## [DATA FOR THE TASK]
Content starts

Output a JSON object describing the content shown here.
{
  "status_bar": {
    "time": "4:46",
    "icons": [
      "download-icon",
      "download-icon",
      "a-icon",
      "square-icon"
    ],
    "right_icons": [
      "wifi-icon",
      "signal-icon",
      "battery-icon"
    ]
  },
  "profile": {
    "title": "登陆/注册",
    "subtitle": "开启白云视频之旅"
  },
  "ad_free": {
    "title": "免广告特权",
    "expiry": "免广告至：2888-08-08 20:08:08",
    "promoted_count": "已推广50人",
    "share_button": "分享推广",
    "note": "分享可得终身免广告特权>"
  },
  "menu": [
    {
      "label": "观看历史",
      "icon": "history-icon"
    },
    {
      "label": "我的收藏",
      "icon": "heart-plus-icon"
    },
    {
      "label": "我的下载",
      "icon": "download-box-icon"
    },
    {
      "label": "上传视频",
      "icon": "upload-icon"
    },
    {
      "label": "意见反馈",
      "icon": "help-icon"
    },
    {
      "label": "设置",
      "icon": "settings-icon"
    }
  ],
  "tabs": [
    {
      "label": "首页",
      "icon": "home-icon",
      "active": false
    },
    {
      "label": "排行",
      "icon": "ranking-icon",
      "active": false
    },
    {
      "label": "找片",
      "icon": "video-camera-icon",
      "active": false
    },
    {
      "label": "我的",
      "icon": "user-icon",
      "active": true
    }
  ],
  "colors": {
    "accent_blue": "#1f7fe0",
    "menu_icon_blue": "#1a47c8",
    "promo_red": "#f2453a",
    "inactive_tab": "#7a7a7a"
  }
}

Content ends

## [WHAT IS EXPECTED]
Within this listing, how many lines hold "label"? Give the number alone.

## [SOLVED EXERCISE]
10